It can be installed on Linux, Microsoft Windows, BSD variants like Mac OS X, AmigaOS, Solaris, HP-UX, and the SGI IRIX operating system. NMap uses raw IP packets in novel ways to determine what hosts are available on the network, what services (application name and version) those hosts are offering, what operating systems (and OS versions) they are running, what type of packet filters/firewalls are in use, and dozens of other characteristics. It was designed to rapidly scan large networks, but works fine against single hosts.

Sahi is one of the popular Web automation testing tools. It is free and open source, apart from offering a commercial version with an advanced feature set. This tool is written in Java and JavaScript and has been released under Apache License 2.0.


Figure 7: Sahi – The tester’s Web automation tool

The Sahi open source version includes the following feature set that is sufficient for most testing purposes.

  • Records on all browsers
  • Plays back on all browsers
  • HTML playback reports
  • JUnit style playback reports
  • Suites and batch run
  • Parallel playback of tests

Wapiti is a Web security auditing tool that allows you to test the vulnerability of your Web application. It performs ‘black-box’ testing, which means it does not look into the source code of the application, but will scan the Web pages of the deployed Web app looking for the scripts and forms where it can inject data.


Figure 8: Wapiti – A Web security auditing tool

Wapiti supports both GET and POST HTTP methods. It also supports multi-part and can inject payloads in file names (upload). It displays a warning when an error is found (for example, 500 errors and timeouts). It can identify permanent and reflected XSS vulnerabilities.
Wapiti can detect the following vulnerabilities:

  • File disclosure
  • Database injection
  • XSS
  • Command execution detection
  • CRLF injection (HTTP response splitting, session fixation, etc)
  • XXE (XmleXternal Entity) injection
  • Use of known and potentially dangerous files
  • Weak .htaccess configurations that can be bypassed
  • Presence of backup files giving sensitive information (source code disclosure)

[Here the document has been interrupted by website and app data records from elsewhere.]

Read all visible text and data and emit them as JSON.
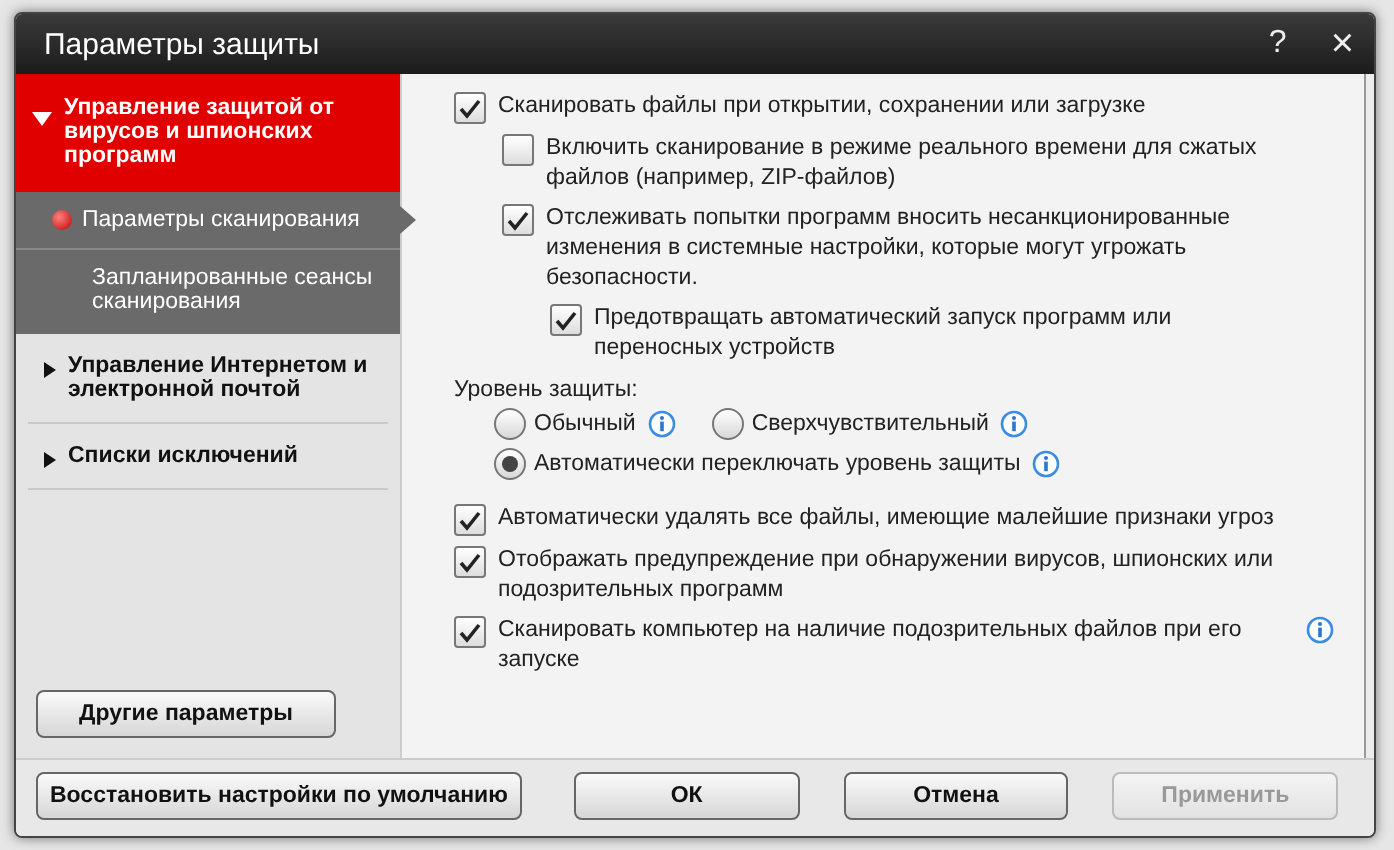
{
  "window": {
    "title": "Параметры защиты",
    "help": "?",
    "close": "×"
  },
  "sidebar": {
    "sections": [
      {
        "label": "Управление защитой от вирусов и шпионских программ",
        "expanded": true,
        "selected": true,
        "children": [
          {
            "label": "Параметры сканирования",
            "selected": true
          },
          {
            "label": "Запланированные сеансы сканирования",
            "selected": false
          }
        ]
      },
      {
        "label": "Управление Интернетом и электронной почтой",
        "expanded": false,
        "selected": false
      },
      {
        "label": "Списки исключений",
        "expanded": false,
        "selected": false
      }
    ],
    "button": "Другие параметры"
  },
  "scan_options": [
    {
      "label": "Сканировать файлы при открытии, сохранении или загрузке",
      "checked": true,
      "children": [
        {
          "label": "Включить сканирование в режиме реального времени для сжатых файлов (например, ZIP-файлов)",
          "checked": false
        },
        {
          "label": "Отслеживать попытки программ вносить несанкционированные изменения в системные настройки, которые могут угрожать безопасности.",
          "checked": true,
          "children": [
            {
              "label": "Предотвращать автоматический запуск программ или переносных устройств",
              "checked": true
            }
          ]
        }
      ]
    }
  ],
  "protection_level": {
    "label": "Уровень защиты:",
    "options": [
      {
        "label": "Обычный",
        "selected": false,
        "info": true
      },
      {
        "label": "Сверхчувствительный",
        "selected": false,
        "info": true
      },
      {
        "label": "Автоматически переключать уровень защиты",
        "selected": true,
        "info": true
      }
    ]
  },
  "actions": [
    {
      "label": "Автоматически удалять все файлы, имеющие малейшие признаки угроз",
      "checked": true
    },
    {
      "label": "Отображать предупреждение при обнаружении вирусов, шпионских или подозрительных программ",
      "checked": true
    },
    {
      "label": "Сканировать компьютер на наличие подозрительных файлов при его запуске",
      "checked": true,
      "info": true
    }
  ],
  "footer": {
    "buttons": [
      {
        "label": "Восстановить настройки по умолчанию",
        "disabled": false
      },
      {
        "label": "ОК",
        "disabled": false
      },
      {
        "label": "Отмена",
        "disabled": false
      },
      {
        "label": "Применить",
        "disabled": true
      }
    ]
  }
}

Siege is a simple load testing and benchmarking tool. It supports GET and POST methods to test your Web servers through cookies, HTTP, HTTPS and FTP protocols. You can test single or multiple Web URLs in a single test. Siege is designed to let Web developers measure their code during high traffic, to see how it handles the load on the Internet.

Browsershots is a free, open source, online cross-browser testing utility. It allows you to test website browser compatibility from a single place, and makes screenshots of your Web design in different operating systems and browsers. When you enter any Web URL in Browsershots to test it, it will be added to the job queue and your website will be evaluated on all the selected browsers on their servers. Once this processing has been done, your test results’ screenshots will be uploaded to the central dedicated server.
Supported browsers are Firefox, Google Chrome, Opera, Safari, Minefield, Arora, Dillo, Rekonq, Midori, Konqueror, Iceweasel, Iceape, Lynx and MSIE.

IE NetRenderer
IE NetRenderer is a utility to test your website’s browser compatibility in different versions of Internet Explorer. Supported IE versions are 11, 10, 9, 8, 7, 6 or 5.5. This online tool is similar to Browsershots; you just need to enter your Web URL on IE NetRenderer and it will display the consolidated results on the same screen.